First there’s Zoë Sweet’s bartender, charismatic and passionate, who has a capacity for empathy which she only gets to express with animals and insects whom she continues to either inadvertently hurt or save throughout the day. When it comes to humans however, we sense a struggle. Next is Neema Bickersteth’s haul truck driver, a shy and thoughtful woman with an affinity for karaoke who is working in the oil sands after escaping a failed marriage. Finally there’s Darwin Lyons’ butcher, who spends her day negotiating the mounds of pork carcasses in her freezer while fending off customers determined to haggle. These three monologues are interwoven throughout the hour, with all three women onstage at all times, sometimes physicalizing aspects of the story being told by the spotlit woman, and other times simply watching the person speaking. Occasionally, a fourth voice enters the fray, that of a radio news announcer detailing the aftermath of a mysterious car accident.
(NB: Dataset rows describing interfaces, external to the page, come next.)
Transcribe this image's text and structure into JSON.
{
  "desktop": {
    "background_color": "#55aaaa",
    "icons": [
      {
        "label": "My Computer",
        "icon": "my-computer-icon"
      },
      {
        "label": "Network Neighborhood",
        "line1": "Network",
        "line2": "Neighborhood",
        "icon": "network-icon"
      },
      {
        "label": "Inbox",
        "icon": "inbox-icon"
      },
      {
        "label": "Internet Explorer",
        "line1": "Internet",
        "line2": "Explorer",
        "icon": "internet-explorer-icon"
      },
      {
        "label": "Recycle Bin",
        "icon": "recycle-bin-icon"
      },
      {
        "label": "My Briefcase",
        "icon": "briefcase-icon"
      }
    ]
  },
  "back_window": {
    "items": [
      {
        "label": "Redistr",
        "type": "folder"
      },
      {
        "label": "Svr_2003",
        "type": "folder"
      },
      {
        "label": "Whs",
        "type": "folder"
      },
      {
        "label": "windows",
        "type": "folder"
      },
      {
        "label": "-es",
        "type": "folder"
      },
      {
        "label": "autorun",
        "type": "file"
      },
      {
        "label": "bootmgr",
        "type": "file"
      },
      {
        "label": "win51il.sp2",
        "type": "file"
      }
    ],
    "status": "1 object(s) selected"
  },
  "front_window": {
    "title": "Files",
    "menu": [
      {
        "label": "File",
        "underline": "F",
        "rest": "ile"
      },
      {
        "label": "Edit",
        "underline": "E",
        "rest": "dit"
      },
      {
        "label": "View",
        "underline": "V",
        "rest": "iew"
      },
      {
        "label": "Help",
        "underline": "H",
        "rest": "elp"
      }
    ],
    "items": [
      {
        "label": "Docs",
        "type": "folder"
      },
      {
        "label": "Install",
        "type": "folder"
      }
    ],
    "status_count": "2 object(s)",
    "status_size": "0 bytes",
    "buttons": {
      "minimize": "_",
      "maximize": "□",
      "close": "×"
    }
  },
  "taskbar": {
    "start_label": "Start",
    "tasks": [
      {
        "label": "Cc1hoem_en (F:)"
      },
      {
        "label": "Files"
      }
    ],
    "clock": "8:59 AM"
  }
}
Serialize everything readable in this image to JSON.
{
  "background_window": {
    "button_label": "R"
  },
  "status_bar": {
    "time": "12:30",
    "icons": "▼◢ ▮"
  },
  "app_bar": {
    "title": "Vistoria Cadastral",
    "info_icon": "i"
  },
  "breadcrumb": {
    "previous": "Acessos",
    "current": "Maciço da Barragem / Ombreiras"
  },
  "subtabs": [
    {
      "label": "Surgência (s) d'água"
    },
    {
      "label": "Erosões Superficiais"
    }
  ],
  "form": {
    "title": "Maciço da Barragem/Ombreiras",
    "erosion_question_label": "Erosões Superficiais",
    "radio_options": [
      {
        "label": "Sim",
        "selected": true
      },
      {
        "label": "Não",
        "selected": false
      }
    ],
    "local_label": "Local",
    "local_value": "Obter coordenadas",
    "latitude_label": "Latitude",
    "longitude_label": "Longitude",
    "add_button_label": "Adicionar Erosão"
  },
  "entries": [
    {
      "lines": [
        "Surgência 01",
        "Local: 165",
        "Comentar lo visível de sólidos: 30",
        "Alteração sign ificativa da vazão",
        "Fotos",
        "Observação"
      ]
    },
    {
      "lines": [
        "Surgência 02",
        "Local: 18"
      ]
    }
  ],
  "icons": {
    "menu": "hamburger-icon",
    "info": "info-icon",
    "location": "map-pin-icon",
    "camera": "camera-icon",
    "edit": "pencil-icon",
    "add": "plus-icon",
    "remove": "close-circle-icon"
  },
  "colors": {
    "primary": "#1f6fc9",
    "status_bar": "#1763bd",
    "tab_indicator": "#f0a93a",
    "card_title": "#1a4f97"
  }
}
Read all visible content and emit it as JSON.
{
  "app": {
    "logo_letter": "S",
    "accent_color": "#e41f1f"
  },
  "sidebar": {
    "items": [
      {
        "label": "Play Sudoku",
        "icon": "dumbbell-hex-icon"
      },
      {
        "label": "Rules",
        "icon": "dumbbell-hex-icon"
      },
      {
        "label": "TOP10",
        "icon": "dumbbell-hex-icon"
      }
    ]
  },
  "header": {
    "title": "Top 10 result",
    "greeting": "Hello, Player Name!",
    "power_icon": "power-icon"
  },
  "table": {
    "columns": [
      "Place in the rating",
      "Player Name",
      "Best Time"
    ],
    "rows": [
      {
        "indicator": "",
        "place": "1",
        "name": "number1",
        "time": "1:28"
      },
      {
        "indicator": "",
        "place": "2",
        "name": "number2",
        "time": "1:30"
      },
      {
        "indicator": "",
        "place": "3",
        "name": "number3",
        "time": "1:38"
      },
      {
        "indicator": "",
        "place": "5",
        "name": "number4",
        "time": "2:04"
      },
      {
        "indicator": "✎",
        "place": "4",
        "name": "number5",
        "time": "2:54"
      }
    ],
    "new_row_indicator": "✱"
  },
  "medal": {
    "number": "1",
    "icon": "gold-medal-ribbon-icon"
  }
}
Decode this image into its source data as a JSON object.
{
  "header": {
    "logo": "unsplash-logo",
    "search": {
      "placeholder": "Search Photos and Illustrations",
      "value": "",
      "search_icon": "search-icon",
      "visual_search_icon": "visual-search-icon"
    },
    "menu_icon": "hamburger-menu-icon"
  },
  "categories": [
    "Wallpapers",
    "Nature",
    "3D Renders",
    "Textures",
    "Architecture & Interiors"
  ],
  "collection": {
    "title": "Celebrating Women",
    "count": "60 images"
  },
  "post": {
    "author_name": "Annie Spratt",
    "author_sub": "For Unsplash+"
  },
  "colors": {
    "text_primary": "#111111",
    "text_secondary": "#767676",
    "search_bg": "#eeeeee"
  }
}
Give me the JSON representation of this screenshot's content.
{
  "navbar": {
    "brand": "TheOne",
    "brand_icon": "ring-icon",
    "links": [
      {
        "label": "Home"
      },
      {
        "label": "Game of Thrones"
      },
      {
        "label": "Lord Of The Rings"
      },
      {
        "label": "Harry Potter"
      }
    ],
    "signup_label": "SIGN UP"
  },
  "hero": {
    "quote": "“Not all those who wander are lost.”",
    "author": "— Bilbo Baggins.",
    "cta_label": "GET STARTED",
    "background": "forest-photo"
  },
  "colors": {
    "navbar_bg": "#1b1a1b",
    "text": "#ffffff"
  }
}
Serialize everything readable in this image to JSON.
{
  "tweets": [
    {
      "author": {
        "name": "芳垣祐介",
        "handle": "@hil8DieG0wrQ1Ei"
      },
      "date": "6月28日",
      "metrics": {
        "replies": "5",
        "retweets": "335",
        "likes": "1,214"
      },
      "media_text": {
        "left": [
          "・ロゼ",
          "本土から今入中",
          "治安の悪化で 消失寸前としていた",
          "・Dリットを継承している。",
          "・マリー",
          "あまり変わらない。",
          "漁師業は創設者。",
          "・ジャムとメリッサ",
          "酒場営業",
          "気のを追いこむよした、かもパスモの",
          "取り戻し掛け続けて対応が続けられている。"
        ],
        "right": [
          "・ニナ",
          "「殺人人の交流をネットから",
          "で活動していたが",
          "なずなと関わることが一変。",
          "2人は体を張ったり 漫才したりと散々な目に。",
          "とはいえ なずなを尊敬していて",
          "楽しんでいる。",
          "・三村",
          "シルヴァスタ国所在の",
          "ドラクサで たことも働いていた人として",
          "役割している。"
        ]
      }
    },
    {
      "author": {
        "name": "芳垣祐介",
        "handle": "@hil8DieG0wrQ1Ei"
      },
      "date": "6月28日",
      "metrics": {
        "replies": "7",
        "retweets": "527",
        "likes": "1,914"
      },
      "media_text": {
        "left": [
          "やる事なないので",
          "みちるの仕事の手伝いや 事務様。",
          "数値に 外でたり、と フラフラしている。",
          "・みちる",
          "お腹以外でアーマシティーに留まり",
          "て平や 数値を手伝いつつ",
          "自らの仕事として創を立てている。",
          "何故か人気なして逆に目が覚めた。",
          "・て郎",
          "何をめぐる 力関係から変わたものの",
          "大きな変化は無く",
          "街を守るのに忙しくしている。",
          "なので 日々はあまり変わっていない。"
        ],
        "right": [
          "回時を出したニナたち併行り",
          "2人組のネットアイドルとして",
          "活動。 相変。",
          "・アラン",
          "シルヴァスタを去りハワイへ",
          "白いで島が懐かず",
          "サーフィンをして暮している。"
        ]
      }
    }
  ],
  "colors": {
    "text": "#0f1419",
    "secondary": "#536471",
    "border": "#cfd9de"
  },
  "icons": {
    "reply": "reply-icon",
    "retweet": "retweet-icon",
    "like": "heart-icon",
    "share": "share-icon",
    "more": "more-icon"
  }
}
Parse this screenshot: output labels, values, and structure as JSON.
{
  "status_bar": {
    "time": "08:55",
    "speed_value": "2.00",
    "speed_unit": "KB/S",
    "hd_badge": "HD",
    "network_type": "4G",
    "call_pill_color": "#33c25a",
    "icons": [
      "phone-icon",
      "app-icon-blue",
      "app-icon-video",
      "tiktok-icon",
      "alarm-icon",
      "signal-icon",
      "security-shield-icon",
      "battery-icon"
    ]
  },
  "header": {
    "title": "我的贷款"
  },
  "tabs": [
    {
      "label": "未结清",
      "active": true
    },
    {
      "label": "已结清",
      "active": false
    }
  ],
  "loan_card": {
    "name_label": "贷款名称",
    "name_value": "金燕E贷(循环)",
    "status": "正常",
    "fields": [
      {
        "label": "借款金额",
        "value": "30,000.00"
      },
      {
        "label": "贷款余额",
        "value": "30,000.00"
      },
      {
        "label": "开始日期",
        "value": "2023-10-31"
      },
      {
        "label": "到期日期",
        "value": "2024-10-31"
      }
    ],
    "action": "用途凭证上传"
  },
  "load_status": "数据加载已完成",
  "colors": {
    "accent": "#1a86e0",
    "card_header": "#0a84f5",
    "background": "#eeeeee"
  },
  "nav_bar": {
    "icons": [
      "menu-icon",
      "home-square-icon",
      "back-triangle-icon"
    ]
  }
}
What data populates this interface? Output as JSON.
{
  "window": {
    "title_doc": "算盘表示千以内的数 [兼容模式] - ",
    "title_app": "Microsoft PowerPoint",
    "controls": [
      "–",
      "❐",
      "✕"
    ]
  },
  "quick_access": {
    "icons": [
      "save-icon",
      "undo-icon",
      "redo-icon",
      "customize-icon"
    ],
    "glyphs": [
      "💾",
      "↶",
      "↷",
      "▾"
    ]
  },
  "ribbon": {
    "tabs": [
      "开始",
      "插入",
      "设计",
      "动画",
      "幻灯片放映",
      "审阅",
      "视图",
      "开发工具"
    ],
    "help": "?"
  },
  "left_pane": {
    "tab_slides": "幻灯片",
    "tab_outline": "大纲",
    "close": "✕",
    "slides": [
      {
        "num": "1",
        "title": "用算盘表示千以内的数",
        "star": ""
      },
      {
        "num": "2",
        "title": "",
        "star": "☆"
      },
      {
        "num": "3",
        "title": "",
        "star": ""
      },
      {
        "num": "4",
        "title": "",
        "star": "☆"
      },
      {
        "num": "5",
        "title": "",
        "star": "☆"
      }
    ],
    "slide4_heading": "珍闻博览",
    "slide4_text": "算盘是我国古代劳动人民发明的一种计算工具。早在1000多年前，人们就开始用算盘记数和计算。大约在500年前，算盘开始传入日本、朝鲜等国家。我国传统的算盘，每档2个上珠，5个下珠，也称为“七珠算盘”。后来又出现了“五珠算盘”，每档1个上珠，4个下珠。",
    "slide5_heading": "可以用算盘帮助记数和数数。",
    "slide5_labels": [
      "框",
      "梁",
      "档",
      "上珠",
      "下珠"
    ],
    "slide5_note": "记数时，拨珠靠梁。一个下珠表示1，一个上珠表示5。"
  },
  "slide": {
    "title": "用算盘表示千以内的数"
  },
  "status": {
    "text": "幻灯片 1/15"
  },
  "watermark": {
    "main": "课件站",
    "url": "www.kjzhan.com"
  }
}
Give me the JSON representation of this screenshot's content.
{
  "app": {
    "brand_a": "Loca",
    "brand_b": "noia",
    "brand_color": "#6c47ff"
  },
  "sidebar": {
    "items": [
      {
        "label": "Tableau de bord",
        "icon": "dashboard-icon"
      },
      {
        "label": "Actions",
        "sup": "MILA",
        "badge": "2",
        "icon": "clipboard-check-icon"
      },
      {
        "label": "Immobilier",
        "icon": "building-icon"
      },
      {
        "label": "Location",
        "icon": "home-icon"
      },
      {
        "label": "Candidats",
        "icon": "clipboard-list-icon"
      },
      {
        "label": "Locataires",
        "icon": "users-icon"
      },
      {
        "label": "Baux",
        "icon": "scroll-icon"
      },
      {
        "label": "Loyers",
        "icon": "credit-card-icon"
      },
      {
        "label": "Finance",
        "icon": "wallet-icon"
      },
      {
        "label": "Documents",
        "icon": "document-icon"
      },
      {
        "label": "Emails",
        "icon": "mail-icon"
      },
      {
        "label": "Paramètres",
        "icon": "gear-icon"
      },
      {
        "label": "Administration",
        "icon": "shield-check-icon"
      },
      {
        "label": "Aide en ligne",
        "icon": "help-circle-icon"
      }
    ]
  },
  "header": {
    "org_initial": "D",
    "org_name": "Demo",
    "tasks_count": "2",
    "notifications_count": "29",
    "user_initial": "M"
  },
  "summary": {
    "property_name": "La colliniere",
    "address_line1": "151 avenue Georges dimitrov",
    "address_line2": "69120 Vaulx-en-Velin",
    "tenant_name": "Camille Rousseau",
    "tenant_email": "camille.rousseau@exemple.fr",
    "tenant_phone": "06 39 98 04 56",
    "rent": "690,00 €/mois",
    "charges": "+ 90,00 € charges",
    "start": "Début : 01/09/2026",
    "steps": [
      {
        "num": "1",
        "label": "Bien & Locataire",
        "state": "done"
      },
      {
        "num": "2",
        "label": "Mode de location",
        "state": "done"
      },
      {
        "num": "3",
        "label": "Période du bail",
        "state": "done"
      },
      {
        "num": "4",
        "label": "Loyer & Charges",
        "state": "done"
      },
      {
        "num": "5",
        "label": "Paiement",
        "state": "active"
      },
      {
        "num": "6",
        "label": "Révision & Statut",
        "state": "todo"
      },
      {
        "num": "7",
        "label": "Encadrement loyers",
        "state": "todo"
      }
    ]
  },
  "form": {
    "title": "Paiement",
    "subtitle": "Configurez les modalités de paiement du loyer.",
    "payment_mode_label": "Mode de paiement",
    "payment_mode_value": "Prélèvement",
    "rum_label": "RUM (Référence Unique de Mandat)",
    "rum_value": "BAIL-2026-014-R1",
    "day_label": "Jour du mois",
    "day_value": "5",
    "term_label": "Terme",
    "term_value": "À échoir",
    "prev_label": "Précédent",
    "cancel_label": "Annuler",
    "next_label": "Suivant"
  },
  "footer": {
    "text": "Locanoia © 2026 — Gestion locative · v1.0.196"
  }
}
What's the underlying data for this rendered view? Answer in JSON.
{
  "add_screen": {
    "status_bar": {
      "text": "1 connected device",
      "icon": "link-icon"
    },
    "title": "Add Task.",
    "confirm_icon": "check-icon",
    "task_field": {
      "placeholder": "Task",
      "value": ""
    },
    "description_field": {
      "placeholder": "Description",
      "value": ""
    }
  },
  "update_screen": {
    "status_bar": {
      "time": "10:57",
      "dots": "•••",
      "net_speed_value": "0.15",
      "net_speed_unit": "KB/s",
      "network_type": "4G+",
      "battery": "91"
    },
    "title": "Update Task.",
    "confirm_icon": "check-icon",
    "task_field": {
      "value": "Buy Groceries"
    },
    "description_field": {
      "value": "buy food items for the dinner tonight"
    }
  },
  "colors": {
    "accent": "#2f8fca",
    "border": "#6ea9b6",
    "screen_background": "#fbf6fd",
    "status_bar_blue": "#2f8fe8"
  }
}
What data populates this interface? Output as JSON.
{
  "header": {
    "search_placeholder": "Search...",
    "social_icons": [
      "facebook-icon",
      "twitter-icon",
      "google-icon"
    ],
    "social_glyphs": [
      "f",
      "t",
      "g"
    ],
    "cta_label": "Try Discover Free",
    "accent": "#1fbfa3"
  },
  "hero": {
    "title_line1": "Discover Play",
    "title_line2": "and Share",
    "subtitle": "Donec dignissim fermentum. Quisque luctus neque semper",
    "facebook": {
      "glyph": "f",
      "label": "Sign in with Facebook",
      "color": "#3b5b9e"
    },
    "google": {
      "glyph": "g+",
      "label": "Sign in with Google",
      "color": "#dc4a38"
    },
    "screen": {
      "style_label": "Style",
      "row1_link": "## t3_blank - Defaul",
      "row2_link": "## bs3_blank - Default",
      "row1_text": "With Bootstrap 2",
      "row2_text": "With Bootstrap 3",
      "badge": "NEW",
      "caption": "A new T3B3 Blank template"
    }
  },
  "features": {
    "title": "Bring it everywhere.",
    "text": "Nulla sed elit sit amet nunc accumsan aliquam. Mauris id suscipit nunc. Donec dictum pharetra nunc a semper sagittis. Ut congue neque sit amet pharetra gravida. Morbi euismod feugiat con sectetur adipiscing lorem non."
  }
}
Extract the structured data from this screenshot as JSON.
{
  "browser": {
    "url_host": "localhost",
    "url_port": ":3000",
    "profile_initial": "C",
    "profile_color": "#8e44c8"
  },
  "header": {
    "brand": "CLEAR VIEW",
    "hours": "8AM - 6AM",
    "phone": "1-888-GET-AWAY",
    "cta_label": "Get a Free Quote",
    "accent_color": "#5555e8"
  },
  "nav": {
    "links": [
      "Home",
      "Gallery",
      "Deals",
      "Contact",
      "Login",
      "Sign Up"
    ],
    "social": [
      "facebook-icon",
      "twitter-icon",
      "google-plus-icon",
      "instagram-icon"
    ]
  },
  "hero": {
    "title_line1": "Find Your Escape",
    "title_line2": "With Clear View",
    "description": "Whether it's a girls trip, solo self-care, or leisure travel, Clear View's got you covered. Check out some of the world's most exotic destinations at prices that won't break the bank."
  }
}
The overarching story that emerges is one of loneliness and the quiet, desperate focus attendant to three women living and working alone in an area plagued with a tenuous economy. It’s a compelling and refreshing angle to take on a very current Canadian issues, but at times it can feel a little underdeveloped. Perhaps it’s superficial to expect more satisfying narrative interaction between the characters, but the inherent interest of having these three actors onstage together brings with it the expectation of a firmer connection made between the characters at some point. The play appears to be building up to a revelation of some kind, and when it comes it’s certainly both strange and moving, but it’s also abrupt and brings the show to a sudden close; the co-creators are perhaps a little too willing to throw up their hands and let the mystery be.
Still, Preuss has structured the hour effectively, and her performers are very strong. As the truck driver, Bickersteth displays a fumbling shyness that shades her description of the very different life she lead before coming to the sands. She also has a gorgeous singing voice which she gets to show off in a euphoric performance of Tammy Wynette’s “Stand By Your Man”. Lyons is firm and pragmatic, bringing a skillful edge of farce to her busy and stressful day. Sweet is extremely poised with a strong presence, though sometimes her energy feels more in keeping with the passionate declamation of a Greek tragedy, and so occasionally feels a touch less intertwined with the other two performances.
The set (again housed in the Theatre Centre’s back space) is simple and mostly bare, with a ramp dead centre serving as a way of adding levels to the activity and suggesting the gradual, almost subliminal connections that will be made between these characters. Tech work is strong, with especially effective work coming from Maddie Bautista’s sound design and Constanza Dávila’s sound engineering. They create a beguiling aural landscape that gives a strong emotional framework to our walk down the roads these women walk.